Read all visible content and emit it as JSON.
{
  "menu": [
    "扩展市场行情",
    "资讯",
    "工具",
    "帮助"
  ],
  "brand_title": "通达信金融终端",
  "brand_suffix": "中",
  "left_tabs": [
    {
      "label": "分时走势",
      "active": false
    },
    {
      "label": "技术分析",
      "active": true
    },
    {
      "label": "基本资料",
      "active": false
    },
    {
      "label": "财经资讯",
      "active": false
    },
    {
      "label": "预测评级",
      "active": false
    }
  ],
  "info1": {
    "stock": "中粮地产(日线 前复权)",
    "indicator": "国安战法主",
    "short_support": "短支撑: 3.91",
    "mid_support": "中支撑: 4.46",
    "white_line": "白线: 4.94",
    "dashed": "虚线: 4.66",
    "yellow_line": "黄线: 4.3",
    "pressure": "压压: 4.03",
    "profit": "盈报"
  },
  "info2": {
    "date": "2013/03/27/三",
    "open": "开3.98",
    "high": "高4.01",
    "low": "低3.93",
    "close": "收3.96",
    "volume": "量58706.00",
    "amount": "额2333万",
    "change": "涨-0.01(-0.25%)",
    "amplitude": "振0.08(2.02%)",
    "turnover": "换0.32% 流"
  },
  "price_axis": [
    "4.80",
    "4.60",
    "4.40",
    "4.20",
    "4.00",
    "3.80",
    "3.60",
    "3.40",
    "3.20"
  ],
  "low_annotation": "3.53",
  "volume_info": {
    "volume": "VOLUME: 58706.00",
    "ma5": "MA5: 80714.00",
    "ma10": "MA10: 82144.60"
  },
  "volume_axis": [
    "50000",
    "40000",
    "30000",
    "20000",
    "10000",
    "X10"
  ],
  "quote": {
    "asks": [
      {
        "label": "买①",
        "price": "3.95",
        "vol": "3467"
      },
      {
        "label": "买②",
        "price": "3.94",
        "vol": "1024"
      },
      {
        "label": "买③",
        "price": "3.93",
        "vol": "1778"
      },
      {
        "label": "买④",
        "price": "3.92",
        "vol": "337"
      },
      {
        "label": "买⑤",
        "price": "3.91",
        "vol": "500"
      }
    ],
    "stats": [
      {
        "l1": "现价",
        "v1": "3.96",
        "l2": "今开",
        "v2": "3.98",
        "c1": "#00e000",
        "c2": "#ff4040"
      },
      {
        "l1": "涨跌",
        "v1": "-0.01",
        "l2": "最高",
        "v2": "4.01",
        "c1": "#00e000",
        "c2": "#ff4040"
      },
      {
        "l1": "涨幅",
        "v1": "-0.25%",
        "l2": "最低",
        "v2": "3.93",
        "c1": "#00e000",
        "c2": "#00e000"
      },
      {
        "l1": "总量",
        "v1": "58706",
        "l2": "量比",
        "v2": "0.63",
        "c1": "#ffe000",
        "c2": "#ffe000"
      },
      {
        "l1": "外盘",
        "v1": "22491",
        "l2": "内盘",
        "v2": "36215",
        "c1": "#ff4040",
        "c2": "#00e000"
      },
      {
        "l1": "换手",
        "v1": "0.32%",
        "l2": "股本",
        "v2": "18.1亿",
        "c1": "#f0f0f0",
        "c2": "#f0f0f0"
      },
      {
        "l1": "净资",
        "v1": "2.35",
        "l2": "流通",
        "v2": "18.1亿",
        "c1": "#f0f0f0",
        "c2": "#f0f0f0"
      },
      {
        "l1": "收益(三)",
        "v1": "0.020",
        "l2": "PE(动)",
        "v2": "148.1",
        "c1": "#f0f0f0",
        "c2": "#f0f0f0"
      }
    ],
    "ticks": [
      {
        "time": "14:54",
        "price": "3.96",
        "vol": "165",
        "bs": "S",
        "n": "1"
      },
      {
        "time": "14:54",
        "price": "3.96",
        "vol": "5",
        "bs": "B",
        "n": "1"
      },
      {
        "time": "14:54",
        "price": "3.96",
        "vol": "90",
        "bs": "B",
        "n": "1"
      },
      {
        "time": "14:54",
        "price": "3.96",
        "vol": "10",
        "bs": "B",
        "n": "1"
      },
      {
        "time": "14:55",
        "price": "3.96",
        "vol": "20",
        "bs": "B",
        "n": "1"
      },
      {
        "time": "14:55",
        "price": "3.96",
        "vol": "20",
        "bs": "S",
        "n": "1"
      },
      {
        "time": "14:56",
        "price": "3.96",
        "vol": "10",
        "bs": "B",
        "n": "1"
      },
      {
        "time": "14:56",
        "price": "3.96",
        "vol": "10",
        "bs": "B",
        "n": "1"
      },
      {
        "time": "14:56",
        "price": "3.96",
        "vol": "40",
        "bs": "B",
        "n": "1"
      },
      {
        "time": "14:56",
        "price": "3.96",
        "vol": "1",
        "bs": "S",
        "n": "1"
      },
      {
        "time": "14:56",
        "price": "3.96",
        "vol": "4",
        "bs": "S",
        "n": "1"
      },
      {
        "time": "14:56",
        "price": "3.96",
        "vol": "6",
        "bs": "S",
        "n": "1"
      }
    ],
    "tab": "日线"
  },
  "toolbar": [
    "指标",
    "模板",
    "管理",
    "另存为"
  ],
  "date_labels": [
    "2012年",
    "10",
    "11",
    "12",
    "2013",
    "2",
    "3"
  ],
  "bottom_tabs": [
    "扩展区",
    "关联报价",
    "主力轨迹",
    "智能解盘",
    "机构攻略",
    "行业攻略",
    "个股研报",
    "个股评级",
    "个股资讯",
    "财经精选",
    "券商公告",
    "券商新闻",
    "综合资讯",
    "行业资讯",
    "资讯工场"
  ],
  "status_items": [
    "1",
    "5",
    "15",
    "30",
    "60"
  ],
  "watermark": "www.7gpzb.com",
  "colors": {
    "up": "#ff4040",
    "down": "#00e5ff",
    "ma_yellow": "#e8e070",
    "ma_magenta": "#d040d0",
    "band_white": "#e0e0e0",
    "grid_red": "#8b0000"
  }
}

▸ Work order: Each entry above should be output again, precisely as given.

▸ Answer for this exercise:
Read all visible content and emit it as JSON.
{
  "menu": [
    "扩展市场行情",
    "资讯",
    "工具",
    "帮助"
  ],
  "brand_title": "通达信金融终端",
  "brand_suffix": "中",
  "left_tabs": [
    {
      "label": "分时走势",
      "active": false
    },
    {
      "label": "技术分析",
      "active": true
    },
    {
      "label": "基本资料",
      "active": false
    },
    {
      "label": "财经资讯",
      "active": false
    },
    {
      "label": "预测评级",
      "active": false
    }
  ],
  "info1": {
    "stock": "中粮地产(日线 前复权)",
    "indicator": "国安战法主",
    "short_support": "短支撑: 3.91",
    "mid_support": "中支撑: 4.46",
    "white_line": "白线: 4.94",
    "dashed": "虚线: 4.66",
    "yellow_line": "黄线: 4.3",
    "pressure": "压压: 4.03",
    "profit": "盈报"
  },
  "info2": {
    "date": "2013/03/27/三",
    "open": "开3.98",
    "high": "高4.01",
    "low": "低3.93",
    "close": "收3.96",
    "volume": "量58706.00",
    "amount": "额2333万",
    "change": "涨-0.01(-0.25%)",
    "amplitude": "振0.08(2.02%)",
    "turnover": "换0.32% 流"
  },
  "price_axis": [
    "4.80",
    "4.60",
    "4.40",
    "4.20",
    "4.00",
    "3.80",
    "3.60",
    "3.40",
    "3.20"
  ],
  "low_annotation": "3.53",
  "volume_info": {
    "volume": "VOLUME: 58706.00",
    "ma5": "MA5: 80714.00",
    "ma10": "MA10: 82144.60"
  },
  "volume_axis": [
    "50000",
    "40000",
    "30000",
    "20000",
    "10000",
    "X10"
  ],
  "quote": {
    "asks": [
      {
        "label": "买①",
        "price": "3.95",
        "vol": "3467"
      },
      {
        "label": "买②",
        "price": "3.94",
        "vol": "1024"
      },
      {
        "label": "买③",
        "price": "3.93",
        "vol": "1778"
      },
      {
        "label": "买④",
        "price": "3.92",
        "vol": "337"
      },
      {
        "label": "买⑤",
        "price": "3.91",
        "vol": "500"
      }
    ],
    "stats": [
      {
        "l1": "现价",
        "v1": "3.96",
        "l2": "今开",
        "v2": "3.98",
        "c1": "#00e000",
        "c2": "#ff4040"
      },
      {
        "l1": "涨跌",
        "v1": "-0.01",
        "l2": "最高",
        "v2": "4.01",
        "c1": "#00e000",
        "c2": "#ff4040"
      },
      {
        "l1": "涨幅",
        "v1": "-0.25%",
        "l2": "最低",
        "v2": "3.93",
        "c1": "#00e000",
        "c2": "#00e000"
      },
      {
        "l1": "总量",
        "v1": "58706",
        "l2": "量比",
        "v2": "0.63",
        "c1": "#ffe000",
        "c2": "#ffe000"
      },
      {
        "l1": "外盘",
        "v1": "22491",
        "l2": "内盘",
        "v2": "36215",
        "c1": "#ff4040",
        "c2": "#00e000"
      },
      {
        "l1": "换手",
        "v1": "0.32%",
        "l2": "股本",
        "v2": "18.1亿",
        "c1": "#f0f0f0",
        "c2": "#f0f0f0"
      },
      {
        "l1": "净资",
        "v1": "2.35",
        "l2": "流通",
        "v2": "18.1亿",
        "c1": "#f0f0f0",
        "c2": "#f0f0f0"
      },
      {
        "l1": "收益(三)",
        "v1": "0.020",
        "l2": "PE(动)",
        "v2": "148.1",
        "c1": "#f0f0f0",
        "c2": "#f0f0f0"
      }
    ],
    "ticks": [
      {
        "time": "14:54",
        "price": "3.96",
        "vol": "165",
        "bs": "S",
        "n": "1"
      },
      {
        "time": "14:54",
        "price": "3.96",
        "vol": "5",
        "bs": "B",
        "n": "1"
      },
      {
        "time": "14:54",
        "price": "3.96",
        "vol": "90",
        "bs": "B",
        "n": "1"
      },
      {
        "time": "14:54",
        "price": "3.96",
        "vol": "10",
        "bs": "B",
        "n": "1"
      },
      {
        "time": "14:55",
        "price": "3.96",
        "vol": "20",
        "bs": "B",
        "n": "1"
      },
      {
        "time": "14:55",
        "price": "3.96",
        "vol": "20",
        "bs": "S",
        "n": "1"
      },
      {
        "time": "14:56",
        "price": "3.96",
        "vol": "10",
        "bs": "B",
        "n": "1"
      },
      {
        "time": "14:56",
        "price": "3.96",
        "vol": "10",
        "bs": "B",
        "n": "1"
      },
      {
        "time": "14:56",
        "price": "3.96",
        "vol": "40",
        "bs": "B",
        "n": "1"
      },
      {
        "time": "14:56",
        "price": "3.96",
        "vol": "1",
        "bs": "S",
        "n": "1"
      },
      {
        "time": "14:56",
        "price": "3.96",
        "vol": "4",
        "bs": "S",
        "n": "1"
      },
      {
        "time": "14:56",
        "price": "3.96",
        "vol": "6",
        "bs": "S",
        "n": "1"
      }
    ],
    "tab": "日线"
  },
  "toolbar": [
    "指标",
    "模板",
    "管理",
    "另存为"
  ],
  "date_labels": [
    "2012年",
    "10",
    "11",
    "12",
    "2013",
    "2",
    "3"
  ],
  "bottom_tabs": [
    "扩展区",
    "关联报价",
    "主力轨迹",
    "智能解盘",
    "机构攻略",
    "行业攻略",
    "个股研报",
    "个股评级",
    "个股资讯",
    "财经精选",
    "券商公告",
    "券商新闻",
    "综合资讯",
    "行业资讯",
    "资讯工场"
  ],
  "status_items": [
    "1",
    "5",
    "15",
    "30",
    "60"
  ],
  "watermark": "www.7gpzb.com",
  "colors": {
    "up": "#ff4040",
    "down": "#00e5ff",
    "ma_yellow": "#e8e070",
    "ma_magenta": "#d040d0",
    "band_white": "#e0e0e0",
    "grid_red": "#8b0000"
  }
}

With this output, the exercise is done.